From Vinyl, To Cd, To Streaming... Artistes urged to get with the times
Radio DJ/producer ZJ Chrome is advising industry players to own their own YouTube channels, so as to benefit from the fruits of YouTube streaming.
YouTube.com, which started in 2005, has over time, become one of the leading sources for music and when properly managed, can be an asset to the creators of content including recording artistes and producers, yielding millions in revenue.
However, according to ZJ Chrome, Jamaican artistes are often late to the 'technology party', just as is the case with the current streaming wave, and as such, they have been blindsided for years by YouTube 'uploaders' who post songs without the permission of artistes, collecting revenue on their behalf.
YouTube currently pays popular channels based on the frequency of traffic, streams, subscribers and Google ads. But for quite some time, local artistes were oblivious to the facts, and many continued to allow YouTube up-loaders to post their songs without seeking compensation.
This practice, ZJ Chrome believes, has copyright infringements.
Future of music
The producer who recently raked in over 10-million streams with his song, Paper Love, performed by Chris Martin, believes streaming is the future of music, but first encourages the music industry to at least tap into the opportunities presented by YouTube without relying on YouTube 'uploaders'.
The Sunday Gleaner, spoke with Daddy Biggs, CEO for distribution company Platinum Camp Records and he too conceded that Jamaican artistes were indeed lagging behind. The CEO who has deals with Pandora, Spotify and YouTube, said artistes should get their business right.

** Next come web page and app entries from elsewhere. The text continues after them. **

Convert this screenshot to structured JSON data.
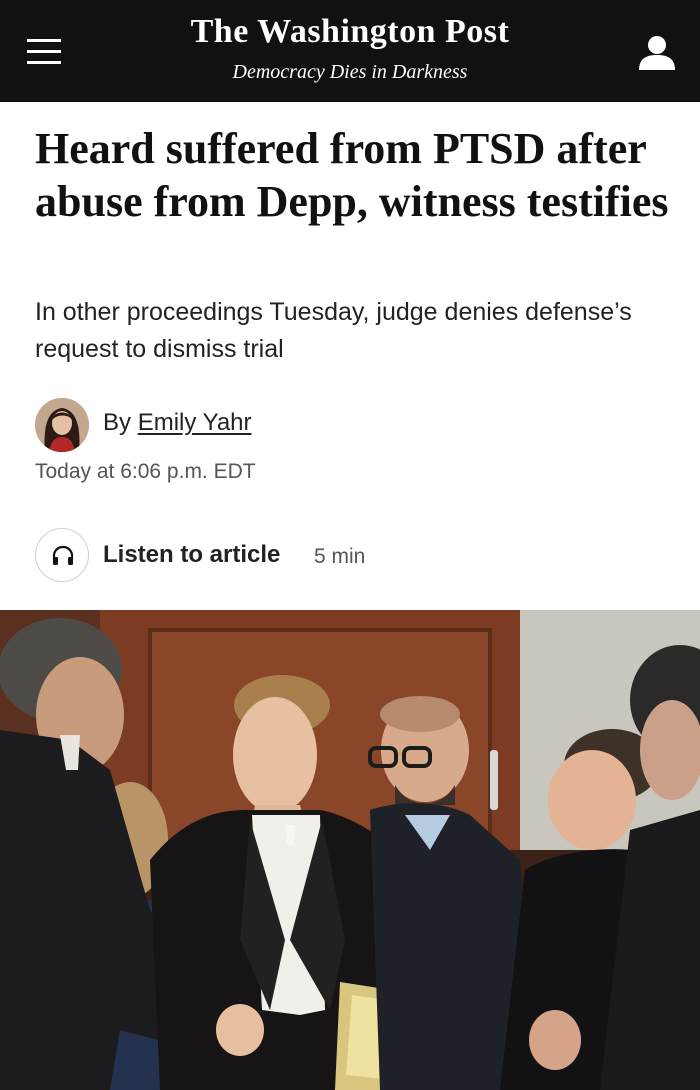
{
  "header": {
    "logo": "The Washington Post",
    "tagline": "Democracy Dies in Darkness",
    "menu_icon": "hamburger-menu-icon",
    "account_icon": "user-account-icon",
    "background_color": "#111111"
  },
  "article": {
    "headline": "Heard suffered from PTSD after abuse from Depp, witness testifies",
    "subheadline": "In other proceedings Tuesday, judge denies defense’s request to dismiss trial",
    "byline_prefix": "By",
    "author": "Emily Yahr",
    "timestamp": "Today at 6:06 p.m. EDT"
  },
  "listen": {
    "icon": "headphones-icon",
    "label": "Listen to article",
    "duration": "5 min"
  }
}
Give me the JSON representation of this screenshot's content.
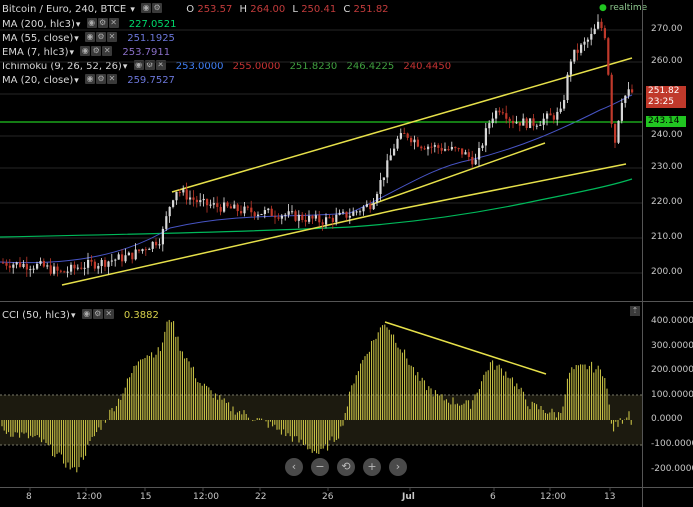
{
  "header": {
    "symbol_label": "Bitcoin / Euro, 240, BTCE",
    "ohlc": {
      "o_label": "O",
      "o": "253.57",
      "h_label": "H",
      "h": "264.00",
      "l_label": "L",
      "l": "250.41",
      "c_label": "C",
      "c": "251.82"
    },
    "realtime_label": "realtime"
  },
  "indicators": [
    {
      "label": "MA (200, hlc3)",
      "value": "227.0521",
      "color": "#00d86a"
    },
    {
      "label": "MA (55, close)",
      "value": "251.1925",
      "color": "#5f6dd8"
    },
    {
      "label": "EMA (7, hlc3)",
      "value": "253.7911",
      "color": "#7f5fb8"
    },
    {
      "label": "Ichimoku (9, 26, 52, 26)",
      "values": [
        "253.0000",
        "255.0000",
        "251.8230",
        "246.4225",
        "240.4450"
      ],
      "colors": [
        "#3f7ff5",
        "#c63232",
        "#3fa03f",
        "#3fa03f",
        "#c63232"
      ]
    },
    {
      "label": "MA (20, close)",
      "value": "259.7527",
      "color": "#5f6dd8"
    }
  ],
  "price_axis": {
    "ticks": [
      "270.00",
      "260.00",
      "250.00",
      "240.00",
      "230.00",
      "220.00",
      "210.00",
      "200.00"
    ],
    "last_price_tag": "251.82",
    "countdown_tag": "23:25",
    "level_tag": "243.14"
  },
  "cci": {
    "label": "CCI (50, hlc3)",
    "value": "0.3882",
    "ticks": [
      "400.0000",
      "300.0000",
      "200.0000",
      "100.0000",
      "0.0000",
      "-100.0000",
      "-200.0000"
    ]
  },
  "time_axis": [
    "8",
    "12:00",
    "15",
    "12:00",
    "22",
    "26",
    "Jul",
    "6",
    "12:00",
    "13"
  ],
  "colors": {
    "up": "#e8e8e8",
    "down": "#c0392b",
    "trend": "#e6e04a",
    "hline": "#21c521",
    "cci": "#d6cf4a"
  },
  "nav": {
    "back": "‹",
    "minus": "−",
    "reset": "⟲",
    "plus": "+",
    "forward": "›"
  }
}
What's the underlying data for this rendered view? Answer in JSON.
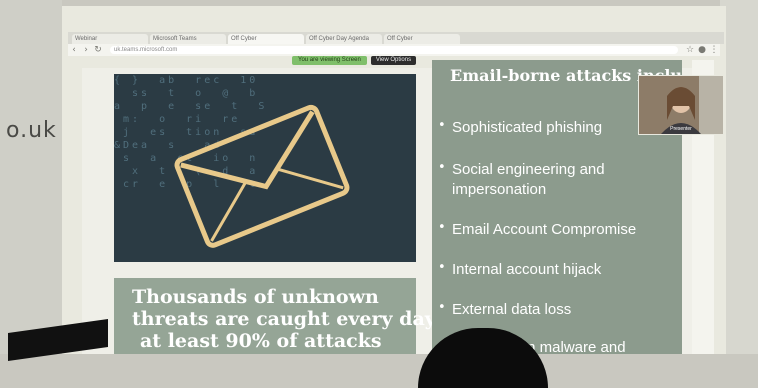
{
  "room": {
    "whiteboard_text": "o.uk"
  },
  "browser": {
    "tabs": [
      {
        "label": "Webinar",
        "active": false
      },
      {
        "label": "Microsoft Teams",
        "active": false
      },
      {
        "label": "Off Cyber",
        "active": true
      },
      {
        "label": "Off Cyber Day Agenda",
        "active": false
      },
      {
        "label": "Off Cyber",
        "active": false
      }
    ],
    "url": "uk.teams.microsoft.com",
    "share_label": "You are viewing Screen",
    "view_options_label": "View Options"
  },
  "slide": {
    "hero_image": "email-envelope-image",
    "quote_lines": [
      "Thousands of unknown",
      "threats are caught every day",
      "at least 90% of attacks"
    ],
    "panel_title": "Email-borne attacks inclu",
    "bullets": [
      [
        "Sophisticated phishing"
      ],
      [
        "Social engineering and",
        "impersonation"
      ],
      [
        "Email Account Compromise"
      ],
      [
        "Internal account hijack"
      ],
      [
        "External data loss"
      ],
      [
        "own malware and"
      ]
    ]
  },
  "participant": {
    "name": "Presenter"
  },
  "colors": {
    "panel": "#8c9b8d",
    "quote_box": "#95a596",
    "share_pill": "#7fbf6a"
  }
}
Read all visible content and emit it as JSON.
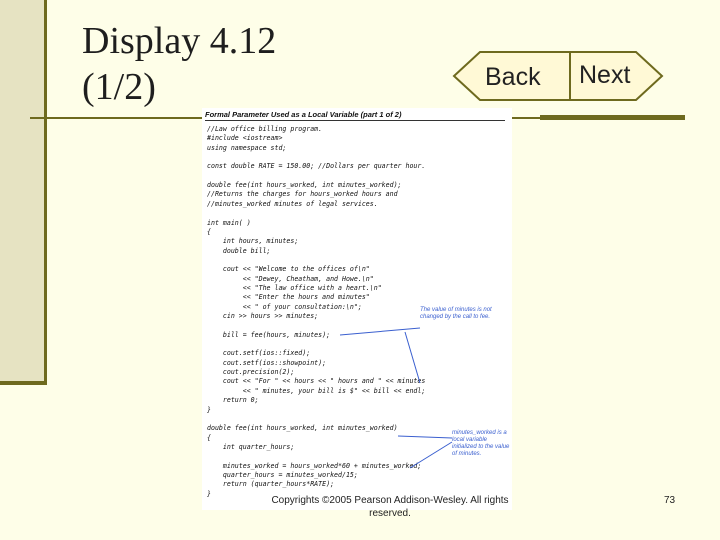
{
  "slide": {
    "title_line1": "Display 4.12",
    "title_line2": "(1/2)",
    "back_label": "Back",
    "next_label": "Next",
    "copyright": "Copyrights ©2005 Pearson Addison-Wesley. All rights reserved.",
    "page_number": "73"
  },
  "code": {
    "heading": "Formal Parameter Used as a Local Variable (part 1 of 2)",
    "lines": [
      "//Law office billing program.",
      "#include <iostream>",
      "using namespace std;",
      "",
      "const double RATE = 150.00; //Dollars per quarter hour.",
      "",
      "double fee(int hours_worked, int minutes_worked);",
      "//Returns the charges for hours_worked hours and",
      "//minutes_worked minutes of legal services.",
      "",
      "int main( )",
      "{",
      "    int hours, minutes;",
      "    double bill;",
      "",
      "    cout << \"Welcome to the offices of\\n\"",
      "         << \"Dewey, Cheatham, and Howe.\\n\"",
      "         << \"The law office with a heart.\\n\"",
      "         << \"Enter the hours and minutes\"",
      "         << \" of your consultation:\\n\";",
      "    cin >> hours >> minutes;",
      "",
      "    bill = fee(hours, minutes);",
      "",
      "    cout.setf(ios::fixed);",
      "    cout.setf(ios::showpoint);",
      "    cout.precision(2);",
      "    cout << \"For \" << hours << \" hours and \" << minutes",
      "         << \" minutes, your bill is $\" << bill << endl;",
      "    return 0;",
      "}",
      "",
      "double fee(int hours_worked, int minutes_worked)",
      "{",
      "    int quarter_hours;",
      "",
      "    minutes_worked = hours_worked*60 + minutes_worked;",
      "    quarter_hours = minutes_worked/15;",
      "    return (quarter_hours*RATE);",
      "}"
    ],
    "note_minutes": "The value of minutes is not changed by the call to fee.",
    "note_minutes_worked": "minutes_worked is a local variable initialized to the value of minutes."
  },
  "colors": {
    "background": "#fefee8",
    "accent": "#6e6a1e",
    "highlight": "#3a5fcf",
    "button_fill": "#fff9d6"
  }
}
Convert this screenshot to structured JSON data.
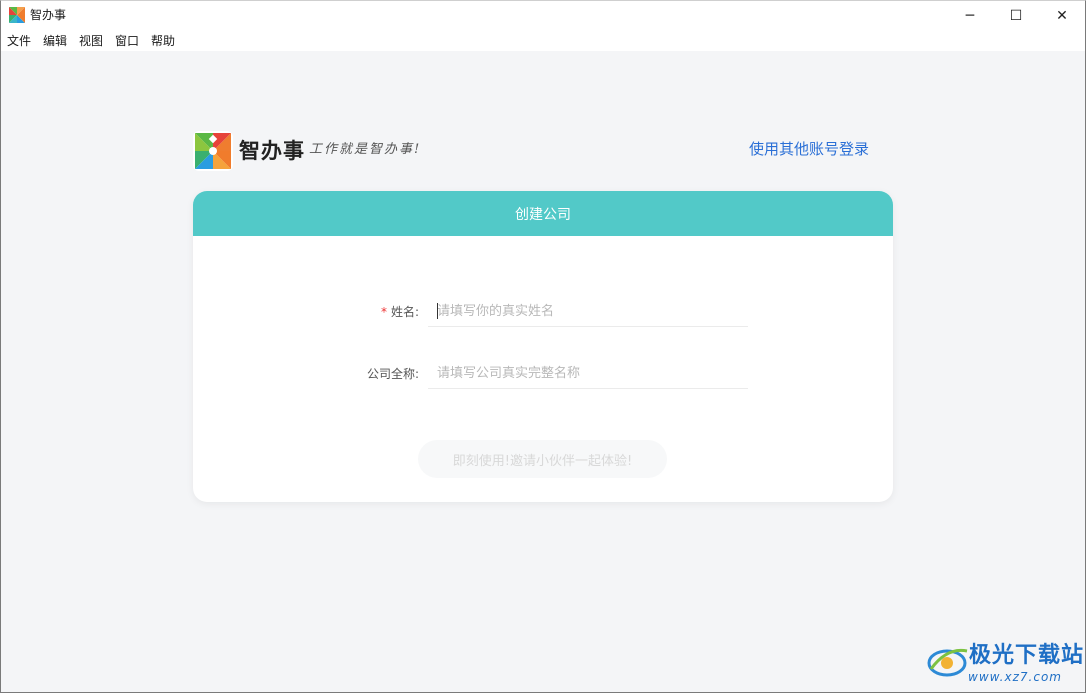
{
  "window": {
    "title": "智办事",
    "controls": {
      "minimize": "─",
      "maximize": "☐",
      "close": "✕"
    }
  },
  "menu": [
    "文件",
    "编辑",
    "视图",
    "窗口",
    "帮助"
  ],
  "brand": {
    "name": "智办事",
    "slogan": "工作就是智办事!",
    "logo_icon": "pinwheel-logo-icon",
    "logo_colors": [
      "#5bb845",
      "#ef7d2f",
      "#2a9de0",
      "#e6433a"
    ]
  },
  "other_login_link": "使用其他账号登录",
  "card": {
    "title": "创建公司",
    "header_color": "#52c9c8",
    "fields": {
      "name": {
        "label": "姓名:",
        "required_mark": "*",
        "value": "",
        "placeholder": "请填写你的真实姓名"
      },
      "company": {
        "label": "公司全称:",
        "value": "",
        "placeholder": "请填写公司真实完整名称"
      }
    },
    "submit_label": "即刻使用!邀请小伙伴一起体验!"
  },
  "watermark": {
    "text": "极光下载站",
    "url": "www.xz7.com"
  },
  "colors": {
    "accent": "#52c9c8",
    "link": "#2a6fd6",
    "required": "#e33333"
  }
}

"We have a huge deal with Spotify and we can get streamers on the front page of Spotify. However, when I brought digital distribution to many Jamaican artistes, they laughed at me. They didn't understand how the music was gonna change, but you have to realise that music has been evolving with the generation. We had the vinyl generation, then the CD generation and now it's the streaming generation," he said.
As it relates to the issue with YouTube up-loaders and copyright infringement, Daddy Biggs said due to Platinum Camp's deal with YouTube, artistes signed to the company will benefit from their songs regardless of who uploads it. He therefore welcomes YouTube up-loaders to share his projects freely.
"Under this deal with YouTube, regardless of which person uploads the song the artistes who own the song will benefit. That is why it is important to get credible distribution for your work. Some artistes will find the resources to record, mix and master. However the main thing which is to distribute and promote they will say they can't find the funding to do. The YouTube 'uploaders' will only be able to benefit from those persons who have no credible distribution deals and have their music all over the place," he said.
YouTube up-loader Krish Genius, has over 180,000 subscribers on his channel and has been uploading videos on YouTube.com, for over eight years. However, this is only his second channel after he was deleted by YouTube for copyright infringement in 2010. He told The Sunday Gleaner, that he no longer uploads videos for artistes who are against the profession.
"I uploaded a song for Mr Vegas and my channel was deleted, so I don't really upload things for him again or other major artistes. However, there are young artistes and producers who pay us to put their music on our channels and promote them on social media. I also started doing my own production in 2013 and I have no issues with people re-uploading my music because it's more promotion for me," he said.
Genius also confirmed that YouTube up-loaders are no longer able to benefit from the work of artistes once there is copyright. He says any revenue from streaming on YouTube will automatically go to the companies charged with the responsibility of collecting on behalf of the artistes.
Acts like Spice, Alkaline, Vybz Kartel, DJ Frass, Popcaan and others, have opted to use their own channel for YouTube uploads in recent times. American pop star Chris Brown, was recently given a diamond plaque from YouTube, for surpassing 10 million subscribers. The company also hosts its own music award show annually.